He missed his first bombing mission because the train was delayed for 3 days, and the airman who replaced him was killed. But the meteorologists were then all grounded (lost too many, too expensive to train), and that also likely saved his life. He was the CO for the weather unit.
The 381st had to get so-and-so many planes up to join missions (not sure how many), and all the survivors had to land. When crashes occurred, either on take-off or landing, there was frequently (depending on circumstances) an extremely limited time to recover survivors and remains before the runway had to be cleared. Bulldozer stood ready at all times to clear the runway of wreckage. When crashes occurred, the bulldozer were given "x" amount of minutes for rescue and recovery before clearing the runway (sometimes minutes). The "ground crew" knew the flight crews personally, and had the responsibility to rush out on the runway, rescue if possible, and recover all possible remains "before the bulldozers started".
My father almost never spoke of this until his dying days. Then he talked continuously about the 381st, family, and never about 40 years as a professor.
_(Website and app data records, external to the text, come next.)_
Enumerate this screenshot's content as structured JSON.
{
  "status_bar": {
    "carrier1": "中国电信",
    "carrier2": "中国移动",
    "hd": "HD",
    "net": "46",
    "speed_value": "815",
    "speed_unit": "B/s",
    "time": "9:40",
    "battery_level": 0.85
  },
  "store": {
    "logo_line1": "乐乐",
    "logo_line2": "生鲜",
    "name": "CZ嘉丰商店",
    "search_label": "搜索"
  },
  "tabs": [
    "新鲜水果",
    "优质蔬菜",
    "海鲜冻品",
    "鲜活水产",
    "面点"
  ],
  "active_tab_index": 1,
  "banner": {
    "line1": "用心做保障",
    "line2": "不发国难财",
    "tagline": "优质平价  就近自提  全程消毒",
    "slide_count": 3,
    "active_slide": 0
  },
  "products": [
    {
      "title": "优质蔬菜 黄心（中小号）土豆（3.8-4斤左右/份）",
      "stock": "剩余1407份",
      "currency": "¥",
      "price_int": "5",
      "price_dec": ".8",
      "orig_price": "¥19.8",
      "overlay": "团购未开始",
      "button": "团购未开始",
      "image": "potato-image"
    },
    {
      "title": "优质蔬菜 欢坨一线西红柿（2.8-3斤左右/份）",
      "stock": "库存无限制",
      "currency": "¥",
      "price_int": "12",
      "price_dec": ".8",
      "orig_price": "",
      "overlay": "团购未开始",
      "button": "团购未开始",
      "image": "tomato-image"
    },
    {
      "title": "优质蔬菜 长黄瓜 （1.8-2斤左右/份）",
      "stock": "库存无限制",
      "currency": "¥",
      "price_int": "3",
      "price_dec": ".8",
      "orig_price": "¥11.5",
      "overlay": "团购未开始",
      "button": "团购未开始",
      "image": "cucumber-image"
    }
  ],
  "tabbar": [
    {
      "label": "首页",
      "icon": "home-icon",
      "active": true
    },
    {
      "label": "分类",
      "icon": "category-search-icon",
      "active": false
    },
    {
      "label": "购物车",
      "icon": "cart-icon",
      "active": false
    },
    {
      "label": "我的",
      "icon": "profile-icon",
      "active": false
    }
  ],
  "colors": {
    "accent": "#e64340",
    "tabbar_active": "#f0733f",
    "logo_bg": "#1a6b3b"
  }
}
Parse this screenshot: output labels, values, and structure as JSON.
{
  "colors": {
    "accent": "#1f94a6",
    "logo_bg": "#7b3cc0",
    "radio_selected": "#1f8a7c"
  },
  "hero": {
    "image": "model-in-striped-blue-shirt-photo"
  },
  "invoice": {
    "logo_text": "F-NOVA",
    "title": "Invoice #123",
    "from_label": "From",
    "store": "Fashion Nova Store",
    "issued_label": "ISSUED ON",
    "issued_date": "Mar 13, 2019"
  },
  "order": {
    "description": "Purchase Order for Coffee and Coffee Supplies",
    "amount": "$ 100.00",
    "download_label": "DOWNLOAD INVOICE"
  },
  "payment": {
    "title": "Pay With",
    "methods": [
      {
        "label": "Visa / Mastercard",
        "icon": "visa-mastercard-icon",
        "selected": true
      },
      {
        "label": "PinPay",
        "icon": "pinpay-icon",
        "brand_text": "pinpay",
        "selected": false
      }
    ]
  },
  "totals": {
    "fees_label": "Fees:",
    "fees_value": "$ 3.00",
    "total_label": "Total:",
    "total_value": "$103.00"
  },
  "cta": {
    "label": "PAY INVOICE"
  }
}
But among the stories, he said he talked to friends flying in on "shot-up planes, still with bombs aboard", who gave him messages to deliver to loved ones (they knew they had poor chances). They crashed, the plane exploded, other planes were coming in, and they grabbed their bags to rush out to the runway to recover remains. He said he found a heart, still beating, on the runway and put it in his bag. He said "I don't know if was my friend or not".
At any rate, he said the worst moment in the entire war was once when he had to run out on the runway to recover remains, well knowing that the only remains the family would get were what he could find right then, before the bulldozers started, but he was crying so hard for his friends he couldn't see any body parts.
His best friend was Olsen, also in the weather unit. They were always together, and most people just knew them as Hillier and Olsen, not knowing who was who. At any rate, he was awarded an R&R trip to Belfast, and when he went to get on the flight, they had posted Olsen instead of Hillier. So he went to get Olsen, but Olsen refused to go, knowing it was for my Dad. My Dad refused to go with Olsen listed, so that was the one empty seat on the flight that crashed in the Isle of Man tragedy.
He was also one of few meteorologists who predicted the weather for the D-Day invasion. He predicted poor weather on one occasion, and the invasion was delayed, so he thought they were listening to him. He predicted poor weather and large casualties on the actual day, but the forced in motion were too large to stop - he was correct though, and there were large losses due to the weather.
Thanks for caring. You have no idea how fulfilling it was for me to land on the same runway as my father did, particularly that infamous runway.
mvh Charles Hillier Son of Captain Kenneth L. Hillier (thought he was lieutenant, found out he was promoted!)"